Working in the camps has made these people lose all their emotional hangups and attachments and everything is seen purely in terms of choosing between your own life and death. The hopelessness that comes with being a Sonderkommando is seen in the empty eyes of Saul in the opening scene. When he notices the boy who is struggling with his last breaths after being through the awful ordeal of the gas chamber, there is a sudden spark of urgency, a sense of purpose that awakens within him. Over the course of the film, we come to understand that the burial of this boy means more than just a religious ritual. It is a symbol of a frantic quest for penance and making up for all the guilt that comes with being a Sonderkommando. The act is also symbolic of the defiance of the Nazi propaganda and a refusal to be eliminated as the Germans intend their community to be. This final act of Saul is a desperate attempt to make himself human again.

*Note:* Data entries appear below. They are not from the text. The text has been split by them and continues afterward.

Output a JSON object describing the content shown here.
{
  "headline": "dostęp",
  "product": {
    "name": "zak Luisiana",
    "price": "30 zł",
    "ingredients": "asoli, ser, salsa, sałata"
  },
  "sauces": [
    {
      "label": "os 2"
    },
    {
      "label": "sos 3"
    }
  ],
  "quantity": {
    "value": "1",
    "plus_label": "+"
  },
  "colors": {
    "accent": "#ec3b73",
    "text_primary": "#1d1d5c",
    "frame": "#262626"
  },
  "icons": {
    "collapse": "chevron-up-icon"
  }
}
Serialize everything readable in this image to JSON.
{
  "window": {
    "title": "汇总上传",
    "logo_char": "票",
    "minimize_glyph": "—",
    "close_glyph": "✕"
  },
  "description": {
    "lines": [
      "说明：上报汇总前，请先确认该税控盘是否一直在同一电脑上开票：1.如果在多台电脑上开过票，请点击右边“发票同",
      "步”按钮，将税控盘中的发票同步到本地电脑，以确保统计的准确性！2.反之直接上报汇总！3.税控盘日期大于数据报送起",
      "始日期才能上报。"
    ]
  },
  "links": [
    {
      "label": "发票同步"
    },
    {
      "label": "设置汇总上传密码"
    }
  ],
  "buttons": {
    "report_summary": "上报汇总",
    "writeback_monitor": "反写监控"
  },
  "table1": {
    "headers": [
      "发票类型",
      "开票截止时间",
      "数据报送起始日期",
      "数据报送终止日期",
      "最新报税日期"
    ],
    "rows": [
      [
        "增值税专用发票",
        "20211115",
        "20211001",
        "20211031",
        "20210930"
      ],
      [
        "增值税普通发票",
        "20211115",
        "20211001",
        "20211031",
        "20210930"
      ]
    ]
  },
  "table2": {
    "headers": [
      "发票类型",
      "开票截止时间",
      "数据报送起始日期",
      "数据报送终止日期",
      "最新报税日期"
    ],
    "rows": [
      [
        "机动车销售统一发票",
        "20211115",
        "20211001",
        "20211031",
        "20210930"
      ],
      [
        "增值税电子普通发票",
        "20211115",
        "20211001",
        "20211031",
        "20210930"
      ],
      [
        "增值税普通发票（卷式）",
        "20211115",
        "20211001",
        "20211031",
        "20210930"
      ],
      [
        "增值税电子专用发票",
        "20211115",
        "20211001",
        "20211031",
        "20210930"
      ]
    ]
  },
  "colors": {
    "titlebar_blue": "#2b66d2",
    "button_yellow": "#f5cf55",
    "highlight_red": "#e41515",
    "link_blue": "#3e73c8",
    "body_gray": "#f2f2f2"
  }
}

It is not just the plot but the context and setting of the movie that make it so brilliant. Shown from the limited perspective of Saul, the horrors of the concentration camp are only visible in the background but they are just as heartbreaking as any other Holocaust documentary you might watch. The clever camera work ensures that the perspective of Saul adds another dimension of desperation, tragedy and claustrophobia to these events.

Saul’s obsessiveness about this burial can be frustrating at times and indeed, it is confusing that Saul is obsessed with finding meaning in having a funeral for a seemingly unknown boy but remains uninterested in the planned uprising against the Germans. There is a suggestion that Saul may have lost his mental balance, that he is so overwhelmed by the guilt and desperation of his situation that his meaning for existence has boiled down to doing right for his “son”. I found this explanation very believable and by showing this, the film succeeds in exploring the subject of the mental torture of the Jews in the Holocaust and giving it as much importance as their physical torture in the camps.

This is a movie that treats the subject of Holocaust with the solemnity and respect that it deserves while still succeeding in making it engrossing for the audience. Some may consider this a hard watch, and it is, but this is a movie that is important to watch for its substance, the superior technical film-making skills and the handling of its grim subject matter.

It is a hard hitting movie that leaves an impact for days after you have watched it and for me, it is the best Holocaust movie that I have seen and one of the most important films of this decade.